Seventy-three-thousand years ago, one of our earliest common ancestors drew a series of lines in red ochre crayon on a stone flake. This simple figure belies the complexity of our homo sapien ancestors, which modern humans are only beginning to understand.
In a discovery published on Sept. 12, those series of red lines are now recognized as the oldest known drawing made by Homo sapiens. It was discovered in the Blombos cave, 300 kilometers (186 miles) from Cape Town, which was once a temporary home for hunter-gatherers thousands of years ago.
Until now, the earliest known human engraving was a zig-zag pattern dating back 540,000 years ago found in Java and the earliest drawing, a painting in the Iberian Peninsula from 64,000 years ago. Given the dates, these were created by Neanderthals, making the South African find the earliest Homo sapiens creation, made by ancestors of modern humans, said professor Christopher Henshilwood, who led the excavation.
“We would be hesitant to call it ‘art,’”Henhsilwood told The Conversation Africa. “It is definitely an abstract design; it almost certainly had some meaning to the maker and probably formed a part of the common symbolic system understood by other people in this group. It’s also evidence of early humans’ ability to store information outside of the human brain.”
The image has “six straight sub-parallel lines crossed obliquely by three slightly curved lines,” said Henshilwood. The lines end abruptly, indicating that they may have been part of a larger drawing, and evidence suggests the pattern was reproduced.
The South Africa discovery goes further in trying to answer a universal question: “When and where did our common ancestors first start behaving in ways similar to ourselves?”
Earlier excavations of the cave found something of an artist’s toolkit, consisting of two abalone shells filled with a red “paint” (an ochre-rich substance), Henshilwood said. The cave is 50 meters from the Indian Ocean, with an elevation of 35 meters. It’s believed that groups of 20 to 40 people lived here for weeks at a time before moving on.
The production of symbols points to a complex, or syntactic, language. Symbols by their very nature form part of a system of communication that reflects the society in which they function. To the groups of early man who camped in the Blombos cave, their lives had meaning as they made sense of their surroundings and relationships.
In 2004 in the same cave, archeologists discovered beads from the same period as the drawing, with a similar graphic pattern, indicating that those who sheltered in the cave had the kind of cognitive abilities that led to artistic and cultural expression and design capabilities, referred to as “symbolic material culture.”

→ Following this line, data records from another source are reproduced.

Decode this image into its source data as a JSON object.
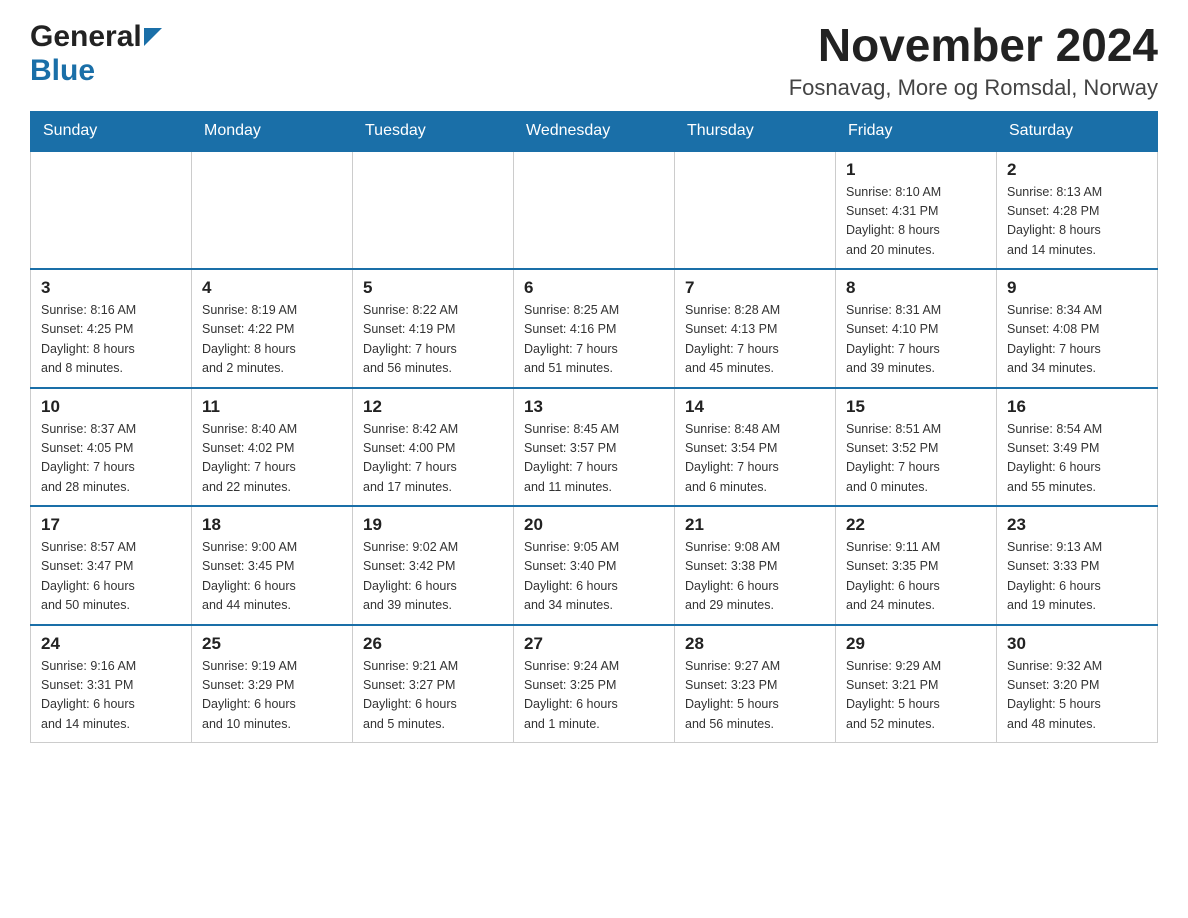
{
  "header": {
    "logo_general": "General",
    "logo_blue": "Blue",
    "month_title": "November 2024",
    "location": "Fosnavag, More og Romsdal, Norway"
  },
  "weekdays": [
    "Sunday",
    "Monday",
    "Tuesday",
    "Wednesday",
    "Thursday",
    "Friday",
    "Saturday"
  ],
  "weeks": [
    [
      {
        "day": "",
        "info": ""
      },
      {
        "day": "",
        "info": ""
      },
      {
        "day": "",
        "info": ""
      },
      {
        "day": "",
        "info": ""
      },
      {
        "day": "",
        "info": ""
      },
      {
        "day": "1",
        "info": "Sunrise: 8:10 AM\nSunset: 4:31 PM\nDaylight: 8 hours\nand 20 minutes."
      },
      {
        "day": "2",
        "info": "Sunrise: 8:13 AM\nSunset: 4:28 PM\nDaylight: 8 hours\nand 14 minutes."
      }
    ],
    [
      {
        "day": "3",
        "info": "Sunrise: 8:16 AM\nSunset: 4:25 PM\nDaylight: 8 hours\nand 8 minutes."
      },
      {
        "day": "4",
        "info": "Sunrise: 8:19 AM\nSunset: 4:22 PM\nDaylight: 8 hours\nand 2 minutes."
      },
      {
        "day": "5",
        "info": "Sunrise: 8:22 AM\nSunset: 4:19 PM\nDaylight: 7 hours\nand 56 minutes."
      },
      {
        "day": "6",
        "info": "Sunrise: 8:25 AM\nSunset: 4:16 PM\nDaylight: 7 hours\nand 51 minutes."
      },
      {
        "day": "7",
        "info": "Sunrise: 8:28 AM\nSunset: 4:13 PM\nDaylight: 7 hours\nand 45 minutes."
      },
      {
        "day": "8",
        "info": "Sunrise: 8:31 AM\nSunset: 4:10 PM\nDaylight: 7 hours\nand 39 minutes."
      },
      {
        "day": "9",
        "info": "Sunrise: 8:34 AM\nSunset: 4:08 PM\nDaylight: 7 hours\nand 34 minutes."
      }
    ],
    [
      {
        "day": "10",
        "info": "Sunrise: 8:37 AM\nSunset: 4:05 PM\nDaylight: 7 hours\nand 28 minutes."
      },
      {
        "day": "11",
        "info": "Sunrise: 8:40 AM\nSunset: 4:02 PM\nDaylight: 7 hours\nand 22 minutes."
      },
      {
        "day": "12",
        "info": "Sunrise: 8:42 AM\nSunset: 4:00 PM\nDaylight: 7 hours\nand 17 minutes."
      },
      {
        "day": "13",
        "info": "Sunrise: 8:45 AM\nSunset: 3:57 PM\nDaylight: 7 hours\nand 11 minutes."
      },
      {
        "day": "14",
        "info": "Sunrise: 8:48 AM\nSunset: 3:54 PM\nDaylight: 7 hours\nand 6 minutes."
      },
      {
        "day": "15",
        "info": "Sunrise: 8:51 AM\nSunset: 3:52 PM\nDaylight: 7 hours\nand 0 minutes."
      },
      {
        "day": "16",
        "info": "Sunrise: 8:54 AM\nSunset: 3:49 PM\nDaylight: 6 hours\nand 55 minutes."
      }
    ],
    [
      {
        "day": "17",
        "info": "Sunrise: 8:57 AM\nSunset: 3:47 PM\nDaylight: 6 hours\nand 50 minutes."
      },
      {
        "day": "18",
        "info": "Sunrise: 9:00 AM\nSunset: 3:45 PM\nDaylight: 6 hours\nand 44 minutes."
      },
      {
        "day": "19",
        "info": "Sunrise: 9:02 AM\nSunset: 3:42 PM\nDaylight: 6 hours\nand 39 minutes."
      },
      {
        "day": "20",
        "info": "Sunrise: 9:05 AM\nSunset: 3:40 PM\nDaylight: 6 hours\nand 34 minutes."
      },
      {
        "day": "21",
        "info": "Sunrise: 9:08 AM\nSunset: 3:38 PM\nDaylight: 6 hours\nand 29 minutes."
      },
      {
        "day": "22",
        "info": "Sunrise: 9:11 AM\nSunset: 3:35 PM\nDaylight: 6 hours\nand 24 minutes."
      },
      {
        "day": "23",
        "info": "Sunrise: 9:13 AM\nSunset: 3:33 PM\nDaylight: 6 hours\nand 19 minutes."
      }
    ],
    [
      {
        "day": "24",
        "info": "Sunrise: 9:16 AM\nSunset: 3:31 PM\nDaylight: 6 hours\nand 14 minutes."
      },
      {
        "day": "25",
        "info": "Sunrise: 9:19 AM\nSunset: 3:29 PM\nDaylight: 6 hours\nand 10 minutes."
      },
      {
        "day": "26",
        "info": "Sunrise: 9:21 AM\nSunset: 3:27 PM\nDaylight: 6 hours\nand 5 minutes."
      },
      {
        "day": "27",
        "info": "Sunrise: 9:24 AM\nSunset: 3:25 PM\nDaylight: 6 hours\nand 1 minute."
      },
      {
        "day": "28",
        "info": "Sunrise: 9:27 AM\nSunset: 3:23 PM\nDaylight: 5 hours\nand 56 minutes."
      },
      {
        "day": "29",
        "info": "Sunrise: 9:29 AM\nSunset: 3:21 PM\nDaylight: 5 hours\nand 52 minutes."
      },
      {
        "day": "30",
        "info": "Sunrise: 9:32 AM\nSunset: 3:20 PM\nDaylight: 5 hours\nand 48 minutes."
      }
    ]
  ]
}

Further excavations of the Blombos cave have yielded evidence of hearths, marine shells, stones and bone that all point to the “modern behavior” of our ancestors 100,000 years ago.